    6 Kojetin v. C U Recovery, Inc.,212 F.3d 1318 (D. Minn. Feb. 17, 1999)
    7 Bradley, et. Al v. Franklin Collection Service, Inc., 13-12276, Eleventh Circuit Court of Appeals (January 2, 2014)
    8 Liquidated Damages as defined by Black's Law Dictionary is "Cash compensation, agreed to by signed, written contract for breach of contract, payable to the aggrieved party. The contract succinctly specifies what actions, or omissions, constitute a breach. To be legally enforceable, the contract's nature makes damages circumstantially reasonable and difficult to determine. Otherwise, a court could interpret the specified amount as a fine, being in the contract primarily to force proper performance, and not to compensate injury. Under these conditions, the court views damages as 'unliquidated' to be assigned by the court based on the case's merits alone." Law Dictionary: What is LIQUIDATED DAMAGES? definition of LIQUIDATED DAMAGES (Black's Law Dictionary)

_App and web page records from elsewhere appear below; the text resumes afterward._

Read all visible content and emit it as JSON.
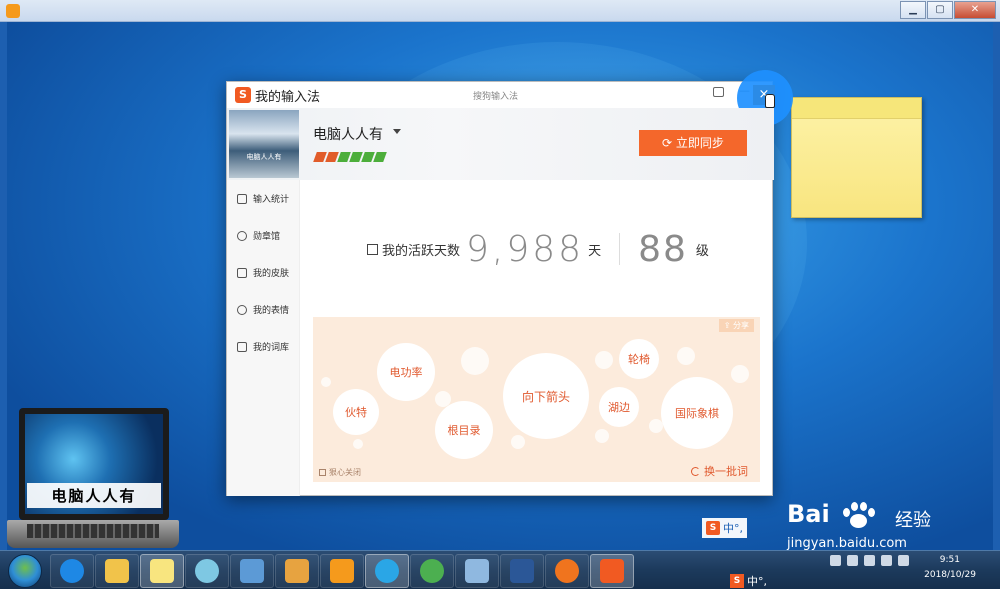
{
  "ime_window": {
    "title": "我的输入法",
    "subtitle": "搜狗输入法",
    "close_symbol": "×",
    "minimize_symbol": "—",
    "header": {
      "username": "电脑人人有",
      "avatar_caption": "电脑人人有",
      "sync_button": "立即同步",
      "badge_colors": [
        "#e15c2a",
        "#e15c2a",
        "#4cae3b",
        "#4cae3b",
        "#4cae3b",
        "#4cae3b"
      ]
    },
    "sidebar": {
      "items": [
        {
          "label": "输入统计",
          "icon": "chart-icon"
        },
        {
          "label": "勋章馆",
          "icon": "medal-icon"
        },
        {
          "label": "我的皮肤",
          "icon": "shirt-icon"
        },
        {
          "label": "我的表情",
          "icon": "smile-icon"
        },
        {
          "label": "我的词库",
          "icon": "book-icon"
        }
      ]
    },
    "stats": {
      "active_label": "我的活跃天数",
      "active_days": "9,988",
      "days_unit": "天",
      "level": "88",
      "level_unit": "级"
    },
    "word_cloud": {
      "share": "分享",
      "words": [
        "电功率",
        "伙特",
        "根目录",
        "向下箭头",
        "轮椅",
        "湖边",
        "国际象棋"
      ],
      "close_label": "狠心关闭",
      "refresh_label": "换一批词"
    }
  },
  "desktop": {
    "laptop_label": "电脑人人有"
  },
  "ime_status_bar": {
    "logo": "S",
    "mode": "中",
    "punct": "°,"
  },
  "taskbar": {
    "time": "9:51",
    "date": "2018/10/29"
  },
  "watermark": {
    "logo": "Bai",
    "logo_suffix": "百度",
    "text": "经验",
    "url": "jingyan.baidu.com"
  },
  "colors": {
    "accent": "#f4672b",
    "close_highlight": "#1e90ff",
    "word_color": "#e0592e"
  }
}
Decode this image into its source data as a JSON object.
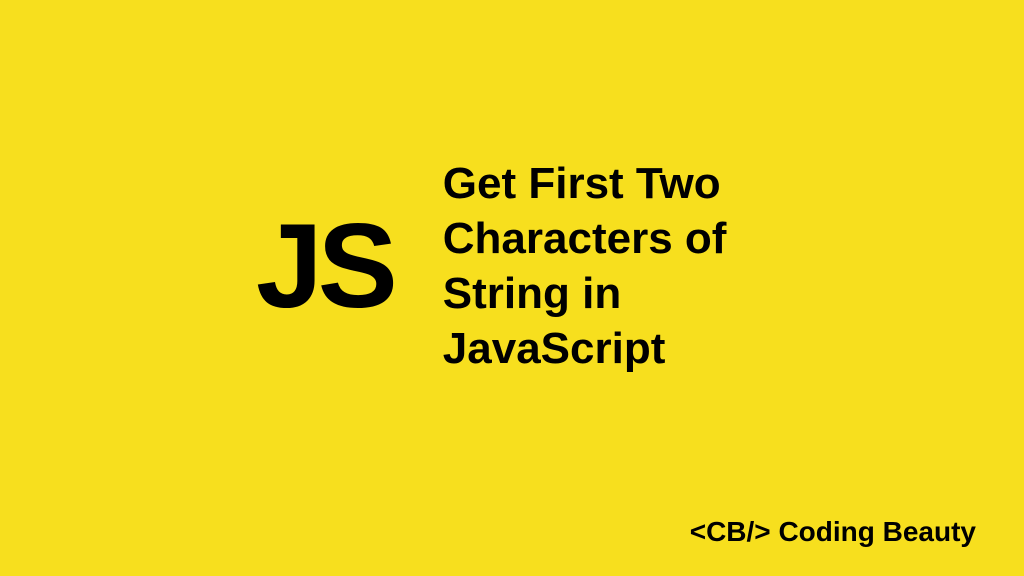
{
  "logo": "JS",
  "title": "Get First Two Characters of String in JavaScript",
  "brand": "<CB/> Coding Beauty"
}
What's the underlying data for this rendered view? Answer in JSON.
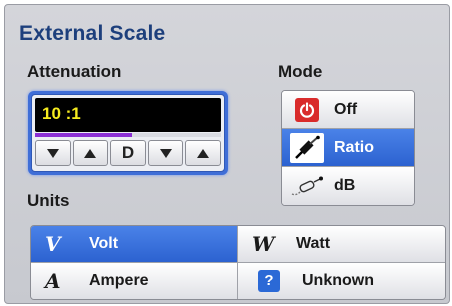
{
  "title": "External Scale",
  "attenuation": {
    "label": "Attenuation",
    "value": "10 :1",
    "bar_fill_fraction": 0.52,
    "bar_color": "#8b2fd3",
    "d_button_label": "D"
  },
  "mode": {
    "label": "Mode",
    "items": [
      {
        "label": "Off",
        "icon": "power-icon",
        "selected": false
      },
      {
        "label": "Ratio",
        "icon": "probe-icon",
        "selected": true
      },
      {
        "label": "dB",
        "icon": "probe-outline-icon",
        "selected": false
      }
    ]
  },
  "units": {
    "label": "Units",
    "items": [
      {
        "label": "Volt",
        "glyph": "V",
        "selected": true
      },
      {
        "label": "Watt",
        "glyph": "W",
        "selected": false
      },
      {
        "label": "Ampere",
        "glyph": "A",
        "selected": false
      },
      {
        "label": "Unknown",
        "glyph": "?",
        "selected": false
      }
    ]
  },
  "colors": {
    "accent": "#2c62d0",
    "title": "#1d3f7c",
    "display_text": "#f6ec1f",
    "off_icon": "#d92b2b"
  }
}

    9 Relying on a 7th Circuit Decision, the 11th Circuit quotes Bradley, et. Al v. Franklin Collection Service, Inc., 13-12276, Eleventh Circuit Court of Appeals (January 2, 2014)) quoting Seeger v. AFNI, Inc., 548 F.3d 1107, 1110, 1113 (7 Cir. 2008), see also Boatley v. Diem Corp., No. CIV. 03-0762-PHX-SMM, 2004 WL 5315892, *5-6 (D. Ariz. Mar. 24, 2004)